their host plant
. The butterflies remain in
their area, and need a
dozen or more plants in your yard or butterfly garden to survive as a
colony, unless your neighbor has enough to make up the difference.
Those two Coontie plants are young and green and uneaten. They look
great. If you're planting Coontie for butterflies
they won't look that way for long, so plant them behind some other
pretty plant. Then you won't mind as much when these red and yellow
caterpillars nibble on the leaves. These are
Atala Butterfly Caterpillars
have black wings with a few patches of blue scales
(yes, butterfly wings are covered in tiny scales) and a bright red
...and white dots on your Coontie plants might be something else. Let's
look at the other creatures
on Coontie, like these scale bugs
The brown circle and white fuzz are scale. The long bug on the bottom
right is a ladybug larva
. When scale
attacks a plant, ladybugs often lay eggs nearby so their young can eat
I was concerned about disappearing caterpillars when I noticed this
Cuban Knight Anole
that seemed to be watching the last two caterpillars
on the plant.
Correlation does not equal causation, and I did not actually see the

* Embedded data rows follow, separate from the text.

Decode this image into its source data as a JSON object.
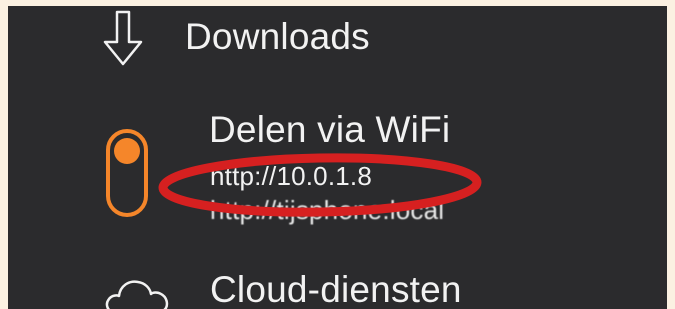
{
  "menu": {
    "downloads": {
      "label": "Downloads",
      "icon": "download-arrow-icon"
    },
    "wifi_sharing": {
      "label": "Delen via WiFi",
      "icon": "toggle-switch-icon",
      "toggle_state": "on",
      "url_ip": "http://10.0.1.8",
      "url_hostname": "http://tijsphone.local"
    },
    "cloud": {
      "label": "Cloud-diensten",
      "icon": "cloud-icon"
    }
  },
  "colors": {
    "background": "#2b2b2d",
    "text": "#f2f2f2",
    "accent": "#f5862a",
    "annotation": "#d62020",
    "frame": "#fbf1e2"
  }
}
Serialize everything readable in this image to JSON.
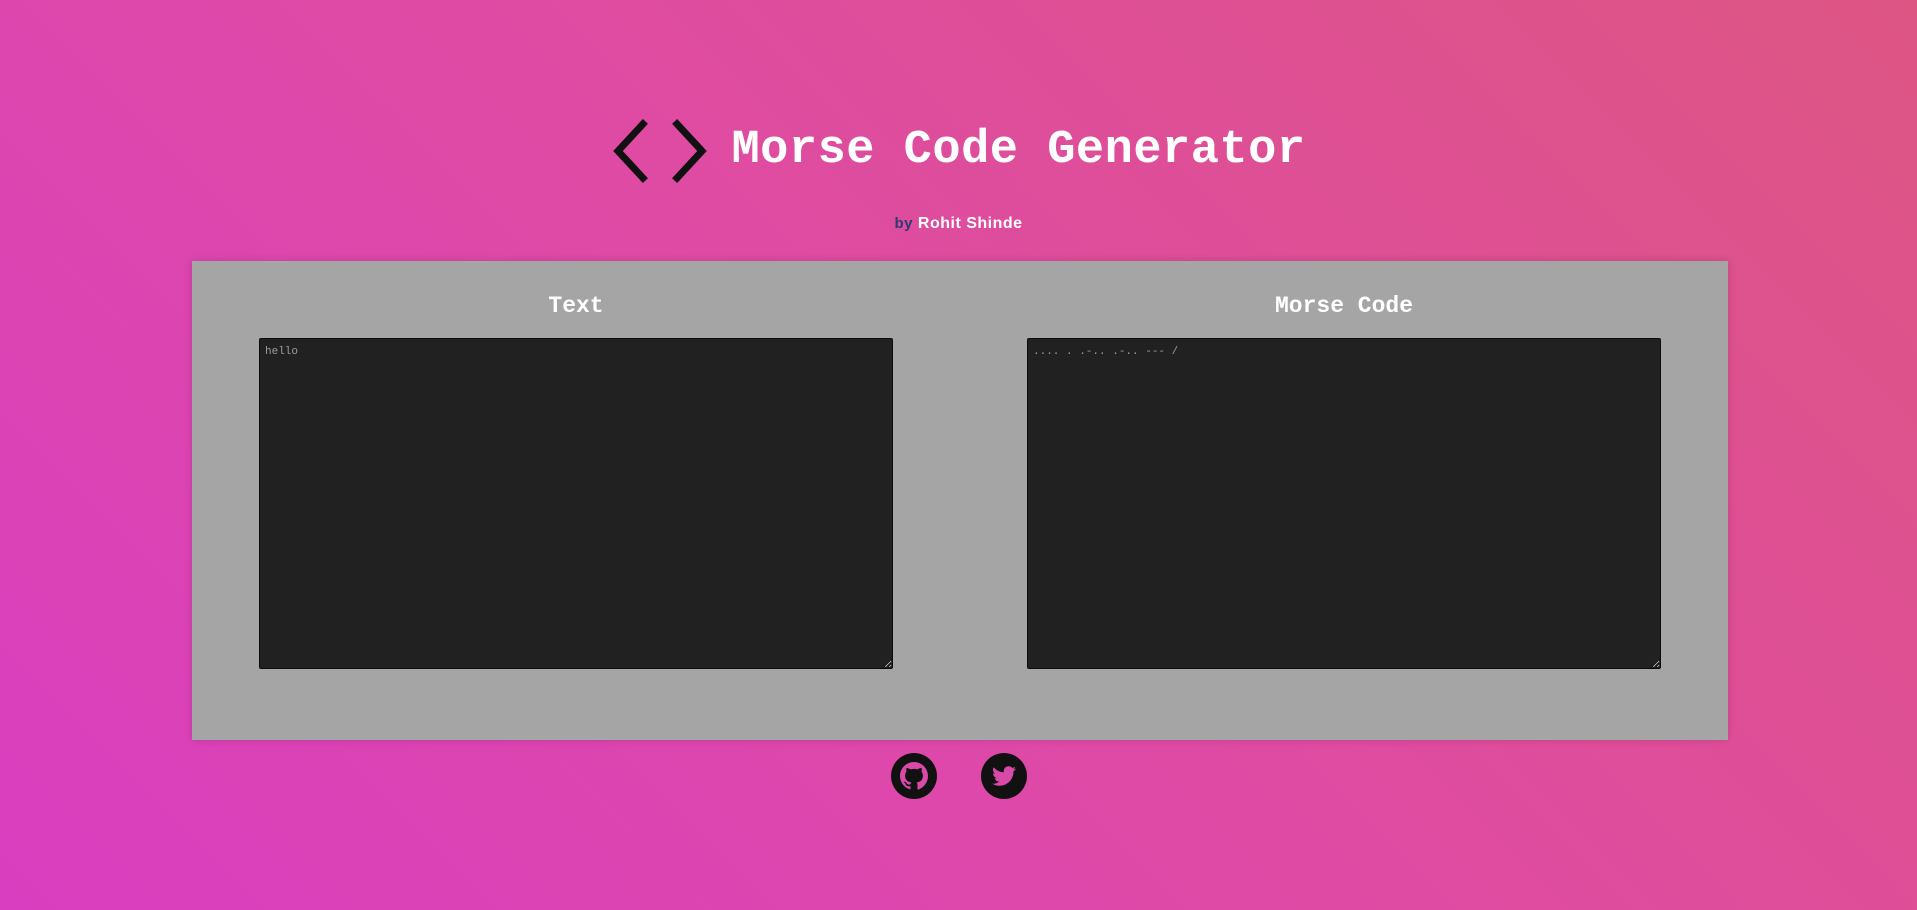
{
  "header": {
    "icon": "code-brackets-icon",
    "title": "Morse Code Generator"
  },
  "byline": {
    "by": "by",
    "author": "Rohit Shinde"
  },
  "converter": {
    "text_label": "Text",
    "text_value": "hello",
    "morse_label": "Morse Code",
    "morse_value": ".... . .-.. .-.. --- /"
  },
  "footer": {
    "links": [
      {
        "icon": "github-icon"
      },
      {
        "icon": "twitter-icon"
      }
    ]
  },
  "colors": {
    "panel": "#a5a5a5",
    "textarea_bg": "#212121",
    "title_text": "#ffffff",
    "byline_by": "#2b3b6f"
  }
}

green lizard eat the caterpillars
, but they were gone the next day and
there wasn't a butterfly
chrysalis in sight. The plump
quite content and well fed though.
Knight anole's have teeth, and they aren't afraid to use them. This
smaller green lizard, a green anole
, is a sweeter little creature.
just pinch a little when they bite, which is unlikely unless you're
quick enough to grab one - also unlikely. The knight anole's are larger
than green anoles, they have sharp little teeth, and they have yellow on their cheeks, while the green
anoles do not.
I usually see the butterflies
lay their eggs on the underside of the
most tender new Coontie leaves, but when all of the leaves are nibbled,
they'll lay their eggs on the Coontie seed cones as well:
use Coontie as
their Host Plant
. They only lay eggs on
Coontie. This Tersa Sphinx Moth
just used it for a brief resting place:
Coontie (Zamia floridana, or Zamia pumila) has an interesting history.
It was harvested for food (don't try this at home, the root is poisonous
without proper processing to remove a water soluble toxin, and besides,
the butterflies need it), and so much of it was removed that the Atala
was thought to be extinct when they made the endangered species list.